And what did we learn viewing two shrines of Guadalupe?  The legend of the virgin’s appearance to an Indian is later displayed on the flag of a famous revolutionary Emmiliano Zapata.  One shrine is tottering while the other resembles a mini-Astrodome.

The most modern subway delivered us to the steps of the oldest cathedral in North America, but the sense of awe was not fully felt until we beheld the massive Pyramid of the Sun.  Five hundred yards away, the smaller Pyramid of the Moon, complements the nearly six acre place of worship.  As we climbed the 200 foot high Pyramid of the Sun, we heard songs in English, via transistor radio, and saw a young Mexican sporting a Dallas Cowboys t-shirt.

We had visited gracious relatives and had been introduced to a collection of cultures.  How did we feel?  How do any of us connect with the past? In terms of religion and philosophy, what meanings flow from works of art and technology, past and present?

Ed Christman, University Chaplain

Jots and Tittles #7  March 19, 1979

Open Hands

Is it more difficult to visit those in prison or sit in a chapel alone?  More difficult to be in one’s room by oneself or at a party knowing no one?  I prefer to be in control because I’m less afraid of what might happen.

Once I visited a city jail and signed under prisoner, not visitor!  But Davis Chapel can imprison in its solitude, confronting me with duties, people, institutions.  Some are freed by solitude, measuring various options of how to live and work.  Others thrive on interaction with people.  In either direction, in solitude or in community, people can overcome a degree of fear with a degree of openness.  Is it possible there is a connection between open exploration and growth?

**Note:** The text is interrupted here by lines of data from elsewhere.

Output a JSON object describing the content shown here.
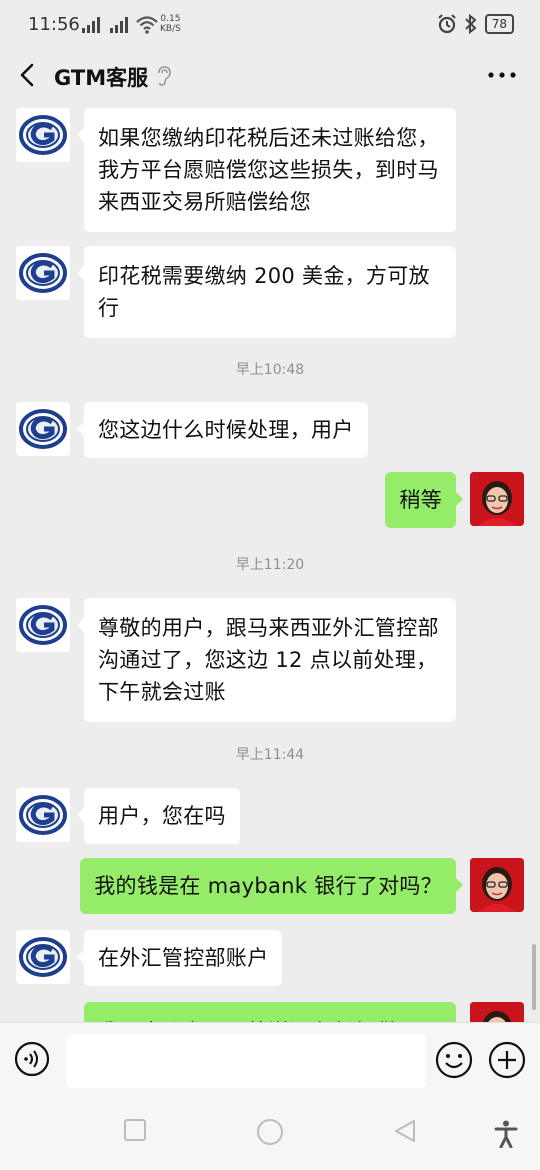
{
  "status_bar": {
    "time": "11:56",
    "net_speed_value": "0.15",
    "net_speed_unit": "KB/S",
    "battery": "78"
  },
  "header": {
    "title": "GTM客服"
  },
  "messages": [
    {
      "side": "left",
      "text": "如果您缴纳印花税后还未过账给您，我方平台愿赔偿您这些损失，到时马来西亚交易所赔偿给您"
    },
    {
      "side": "left",
      "text": "印花税需要缴纳 200 美金，方可放行"
    },
    {
      "side": "time",
      "text": "早上10:48"
    },
    {
      "side": "left",
      "text": "您这边什么时候处理，用户"
    },
    {
      "side": "right",
      "text": "稍等"
    },
    {
      "side": "time",
      "text": "早上11:20"
    },
    {
      "side": "left",
      "text": "尊敬的用户，跟马来西亚外汇管控部沟通过了，您这边 12 点以前处理，下午就会过账"
    },
    {
      "side": "time",
      "text": "早上11:44"
    },
    {
      "side": "left",
      "text": "用户，您在吗"
    },
    {
      "side": "right",
      "text": "我的钱是在 maybank 银行了对吗？"
    },
    {
      "side": "left",
      "text": "在外汇管控部账户"
    },
    {
      "side": "right",
      "text": "我跟大公东三，外送没有任何税要"
    }
  ],
  "input": {
    "value": ""
  },
  "colors": {
    "sent_bubble": "#95ec69",
    "received_bubble": "#ffffff",
    "background": "#ededed"
  }
}
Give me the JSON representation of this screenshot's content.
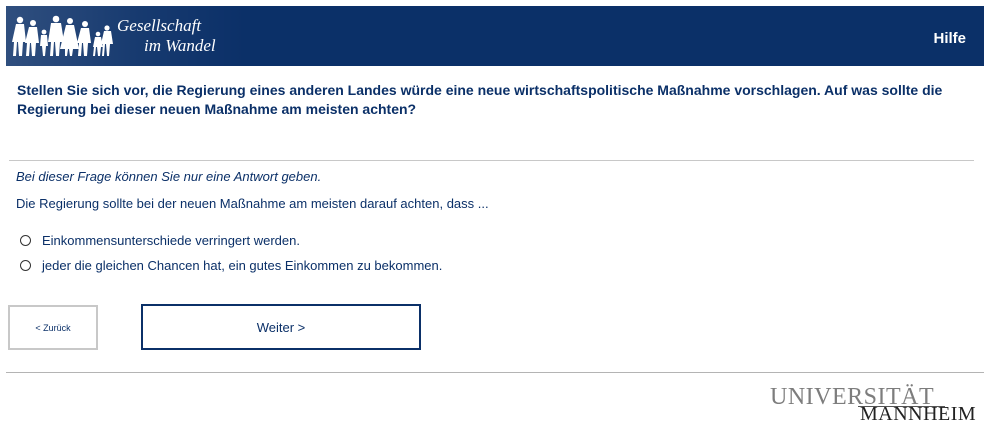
{
  "header": {
    "logo_line1": "Gesellschaft",
    "logo_line2": "im Wandel",
    "help_label": "Hilfe"
  },
  "question": {
    "text": "Stellen Sie sich vor, die Regierung eines anderen Landes würde eine neue wirtschaftspolitische Maßnahme vorschlagen. Auf was sollte die Regierung bei dieser neuen Maßnahme am meisten achten?",
    "hint": "Bei dieser Frage können Sie nur eine Antwort geben.",
    "stem": "Die Regierung sollte bei der neuen Maßnahme am meisten darauf achten, dass ..."
  },
  "options": [
    {
      "label": "Einkommensunterschiede verringert werden."
    },
    {
      "label": "jeder die gleichen Chancen hat, ein gutes Einkommen zu bekommen."
    }
  ],
  "nav": {
    "back_label": "< Zurück",
    "next_label": "Weiter >"
  },
  "footer": {
    "uni_line1": "UNIVERSITÄT",
    "uni_line2": "MANNHEIM"
  },
  "colors": {
    "brand_navy": "#0b3068",
    "text_navy": "#0b3068",
    "divider": "#c8c8c8"
  }
}
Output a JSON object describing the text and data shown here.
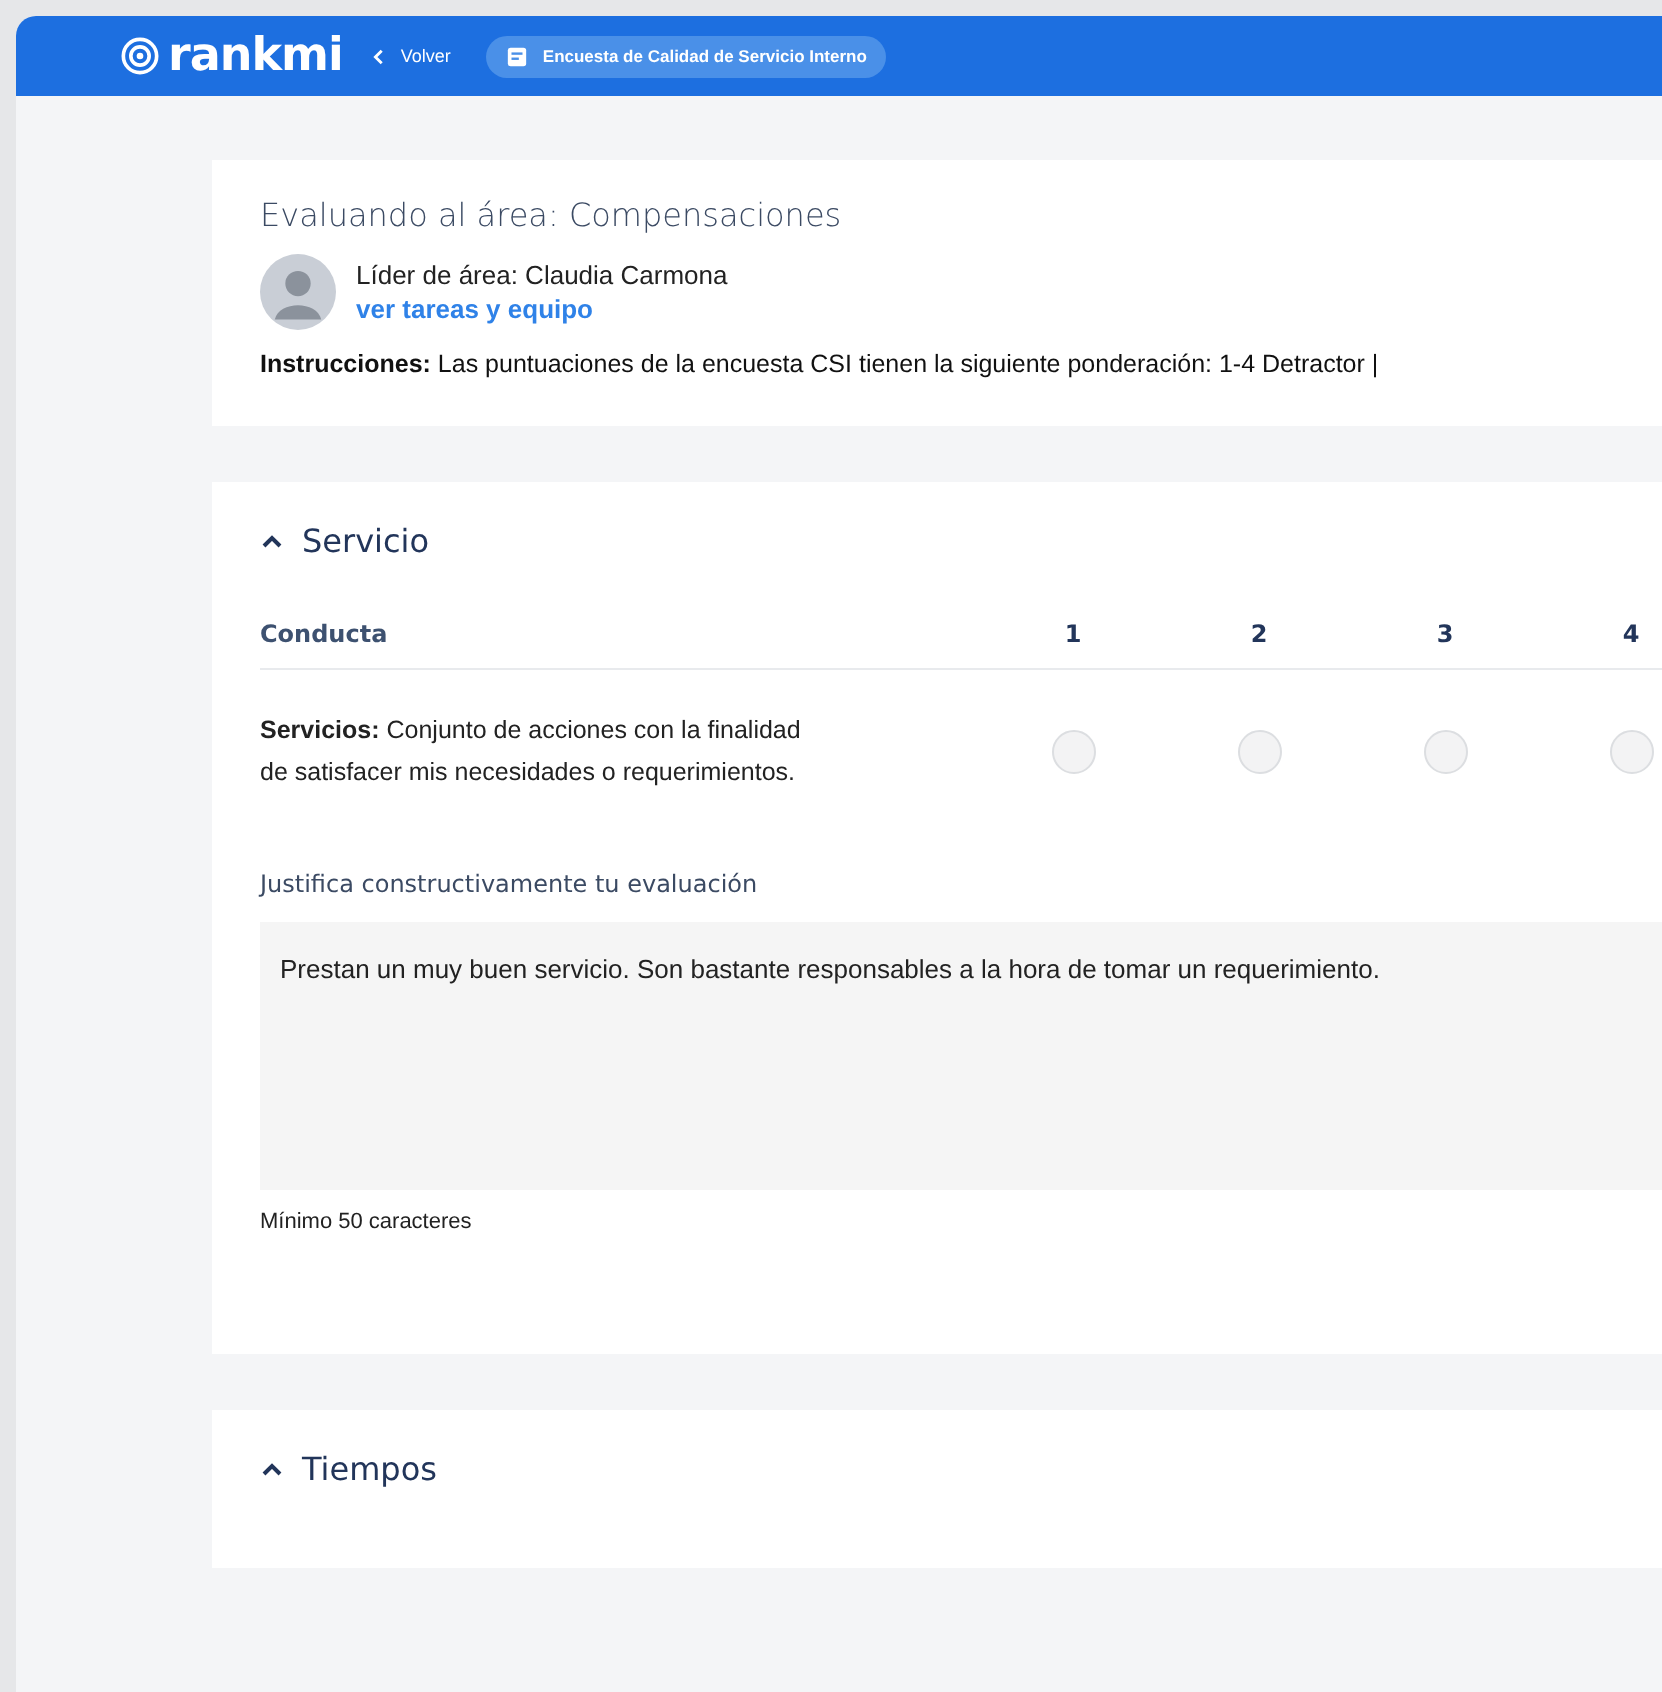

Whatever else we observe about prayer, we should examine old and new images, questions, commitments about God and us.  But, as one writer points out, we often approach prayer with clenched fists, holding on to what we have and demanding more.  He suggests we consider open hands as a less fearful and more helpful posture of prayer.  The time and place, the language and subject matter of prayer would enlarge; the expectations of prayer would undoubtedly change.

The same writer includes that prayer is more an interpretation of all we do than a single activity.  Biblically, prayer is sometimes linked directly to feeding the hungry, standing up for one’s legal rights, and visiting those who are in prison.  I am more familiar with prayers of clenched fists than those reflecting open hands.  I have recently begun a journey hoping to explore what praying with open hands might do to and for me.

Ed Christman, University Chaplain

Jots and Tittles #8  May 5, 1979


Once upon a time, someone said, “Get an education,” and we went to college.  “Study like hell at first and you’ve got it made.”  Occasionally “wasted,” we made it, hearing people say, “Hang in there” and “have a good day.”

We told others to “take care,” and we knew people were praying for us, thinking of us, and sending us all sorts of  “bread.”  When things got heavy, we said, “Tell me about it, brother.”  Pulling all-nighters, we talked about them all day.  “Didn’t study but booked it” was a favorite line, real or fantasized.

Good mornings were offered acquaintances, and we asked friends, “How’s it going?”  “So so,”  “fantastic,”  “fair to middling,”  “super,”  “yucky.”  “What a beautiful day” lifted us, and we “caught some rays.”

We pontificated, listened, befriended, sermonized.  We were frightened, carefree, honest, devious, sensitive, cruel, excited, bored.  We said,  “Get serious,”  “play it cool.”  We were  “up tight” and “bent out of shape.”

We prayed, played, worked, and thought.  We dreamed — asleep and awake.  We were “out of sight” and “just plain dumb.”  And we hoped it was true, “Don’t worry; things will work out.”

Did we grow in wisdom and stature?  Did we love and withdraw? Did we laugh and cry, risk and conserve?  Did we discover at least one word to portray who we hope to be?

Shalom, salaam.

Ed Christman, University Chaplain